[Start of section]

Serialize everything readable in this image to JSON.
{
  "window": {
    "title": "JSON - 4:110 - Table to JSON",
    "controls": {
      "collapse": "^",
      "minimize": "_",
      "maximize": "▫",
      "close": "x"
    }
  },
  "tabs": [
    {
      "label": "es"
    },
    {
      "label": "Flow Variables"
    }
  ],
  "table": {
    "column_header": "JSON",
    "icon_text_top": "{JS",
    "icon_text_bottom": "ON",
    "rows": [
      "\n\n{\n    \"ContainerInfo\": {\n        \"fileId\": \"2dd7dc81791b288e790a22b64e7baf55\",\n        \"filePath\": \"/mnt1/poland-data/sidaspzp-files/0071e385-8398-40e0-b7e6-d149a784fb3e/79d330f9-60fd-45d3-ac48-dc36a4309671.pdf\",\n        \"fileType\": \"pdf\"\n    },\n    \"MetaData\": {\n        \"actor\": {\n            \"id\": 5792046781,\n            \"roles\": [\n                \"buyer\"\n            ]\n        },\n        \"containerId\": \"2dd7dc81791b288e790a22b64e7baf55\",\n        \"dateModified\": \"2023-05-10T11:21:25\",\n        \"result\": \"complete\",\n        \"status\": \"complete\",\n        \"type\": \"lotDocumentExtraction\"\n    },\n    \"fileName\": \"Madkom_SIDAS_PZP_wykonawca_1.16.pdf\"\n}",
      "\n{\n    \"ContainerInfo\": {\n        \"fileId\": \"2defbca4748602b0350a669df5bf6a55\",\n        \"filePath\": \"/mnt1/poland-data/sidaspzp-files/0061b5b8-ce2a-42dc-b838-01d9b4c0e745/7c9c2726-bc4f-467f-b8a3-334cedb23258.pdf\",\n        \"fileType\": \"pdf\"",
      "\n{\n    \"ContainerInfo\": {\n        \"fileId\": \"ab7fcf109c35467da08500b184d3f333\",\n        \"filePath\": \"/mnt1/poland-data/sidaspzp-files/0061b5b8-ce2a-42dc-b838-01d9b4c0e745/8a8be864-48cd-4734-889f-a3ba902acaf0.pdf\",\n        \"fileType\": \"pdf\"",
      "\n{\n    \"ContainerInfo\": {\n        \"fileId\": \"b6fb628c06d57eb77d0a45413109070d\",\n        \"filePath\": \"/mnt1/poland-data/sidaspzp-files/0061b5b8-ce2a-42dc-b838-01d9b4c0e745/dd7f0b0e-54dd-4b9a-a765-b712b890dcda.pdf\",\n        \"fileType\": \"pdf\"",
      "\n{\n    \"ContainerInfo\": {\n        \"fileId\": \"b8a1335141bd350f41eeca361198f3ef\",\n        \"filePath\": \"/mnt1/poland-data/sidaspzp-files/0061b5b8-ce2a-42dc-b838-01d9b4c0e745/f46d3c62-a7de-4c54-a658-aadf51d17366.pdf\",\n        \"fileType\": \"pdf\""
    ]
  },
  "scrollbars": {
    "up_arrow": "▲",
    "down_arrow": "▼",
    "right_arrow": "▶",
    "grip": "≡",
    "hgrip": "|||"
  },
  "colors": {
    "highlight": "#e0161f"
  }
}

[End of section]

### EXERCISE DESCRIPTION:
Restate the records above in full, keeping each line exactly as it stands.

### REPLY:
Serialize everything readable in this image to JSON.
{
  "window": {
    "title": "JSON - 4:110 - Table to JSON",
    "controls": {
      "collapse": "^",
      "minimize": "_",
      "maximize": "▫",
      "close": "x"
    }
  },
  "tabs": [
    {
      "label": "es"
    },
    {
      "label": "Flow Variables"
    }
  ],
  "table": {
    "column_header": "JSON",
    "icon_text_top": "{JS",
    "icon_text_bottom": "ON",
    "rows": [
      "\n\n{\n    \"ContainerInfo\": {\n        \"fileId\": \"2dd7dc81791b288e790a22b64e7baf55\",\n        \"filePath\": \"/mnt1/poland-data/sidaspzp-files/0071e385-8398-40e0-b7e6-d149a784fb3e/79d330f9-60fd-45d3-ac48-dc36a4309671.pdf\",\n        \"fileType\": \"pdf\"\n    },\n    \"MetaData\": {\n        \"actor\": {\n            \"id\": 5792046781,\n            \"roles\": [\n                \"buyer\"\n            ]\n        },\n        \"containerId\": \"2dd7dc81791b288e790a22b64e7baf55\",\n        \"dateModified\": \"2023-05-10T11:21:25\",\n        \"result\": \"complete\",\n        \"status\": \"complete\",\n        \"type\": \"lotDocumentExtraction\"\n    },\n    \"fileName\": \"Madkom_SIDAS_PZP_wykonawca_1.16.pdf\"\n}",
      "\n{\n    \"ContainerInfo\": {\n        \"fileId\": \"2defbca4748602b0350a669df5bf6a55\",\n        \"filePath\": \"/mnt1/poland-data/sidaspzp-files/0061b5b8-ce2a-42dc-b838-01d9b4c0e745/7c9c2726-bc4f-467f-b8a3-334cedb23258.pdf\",\n        \"fileType\": \"pdf\"",
      "\n{\n    \"ContainerInfo\": {\n        \"fileId\": \"ab7fcf109c35467da08500b184d3f333\",\n        \"filePath\": \"/mnt1/poland-data/sidaspzp-files/0061b5b8-ce2a-42dc-b838-01d9b4c0e745/8a8be864-48cd-4734-889f-a3ba902acaf0.pdf\",\n        \"fileType\": \"pdf\"",
      "\n{\n    \"ContainerInfo\": {\n        \"fileId\": \"b6fb628c06d57eb77d0a45413109070d\",\n        \"filePath\": \"/mnt1/poland-data/sidaspzp-files/0061b5b8-ce2a-42dc-b838-01d9b4c0e745/dd7f0b0e-54dd-4b9a-a765-b712b890dcda.pdf\",\n        \"fileType\": \"pdf\"",
      "\n{\n    \"ContainerInfo\": {\n        \"fileId\": \"b8a1335141bd350f41eeca361198f3ef\",\n        \"filePath\": \"/mnt1/poland-data/sidaspzp-files/0061b5b8-ce2a-42dc-b838-01d9b4c0e745/f46d3c62-a7de-4c54-a658-aadf51d17366.pdf\",\n        \"fileType\": \"pdf\""
    ]
  },
  "scrollbars": {
    "up_arrow": "▲",
    "down_arrow": "▼",
    "right_arrow": "▶",
    "grip": "≡",
    "hgrip": "|||"
  },
  "colors": {
    "highlight": "#e0161f"
  }
}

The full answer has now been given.